My father always remembered exactly where he was when Pearl Harbor was attacked. And I can tell you where I was standing when I heard of the death of President Kennedy in Dallas.
On the afternoon of Friday, Nov. 22, 1963, about 2 o’clock I was taking a smoke break in the shipping dock at the Chase Mill in Derry Village. Someone had a radio on when the announcement came in. Immediately all of us mill workers went silent; several of these tough working men had to wipe their eyes as they welled up; one man just sat on the bench, staring at nothing, saying a one-word obscenity, over and over again. Democrat or Republican, it didn’t matter, our president was dead.
With in minutes of the announcement, Father Giguere at Derry’s St. Thomas Aquinas Church led the school’s students to the church to offer prayers for the soul of the late president, for his family, the government and “for each individual citizen who must bear the burden of the dark deed that was done.” At Pinkerton, at Hood, Floyd and Grinnell schools, the announcement was made to the stunned children there would be no school on Monday because of the president’s funeral.
Soon the town of Derry began to shut down. The majority of our businesses sent its workers home early. Most people that night sat quietly listening to the TV eager for more facts about the assassination. The Derry News said the “people were obviously dumbfounded with shock and grief. Many wept openly.” The Derry Star reflected that the town “was like a community of the living dead.”

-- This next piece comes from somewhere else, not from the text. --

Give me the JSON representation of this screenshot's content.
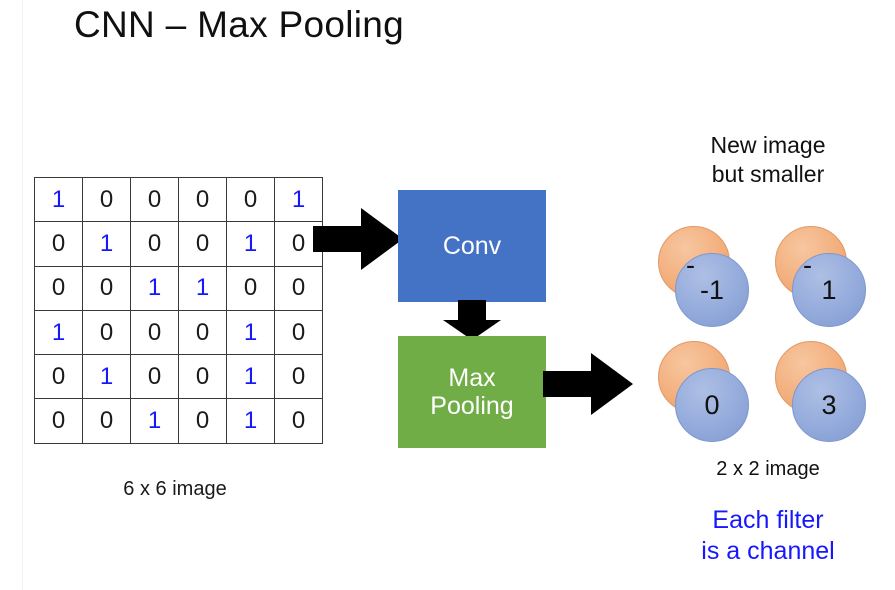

All weekend the mourning continued. Newspapers at Nelson’s Paper Store were sold out early. In every living room, our people were tuned into Walter Cronkite or Howard K. Smith to find out about the funeral arrangements. Many of us were watching when Kennedy’s killer, Lee Harvey Oswald was killed by Jack Ruby. Many of us stayed up late to watch the Kennedy casket being unloaded in Washington. Many of us cried when we thought of Jackie, Caroline and little John-John. We all felt we were personally part of a sad moment in history. The town’s churches had memorial services on Saturday and Sunday.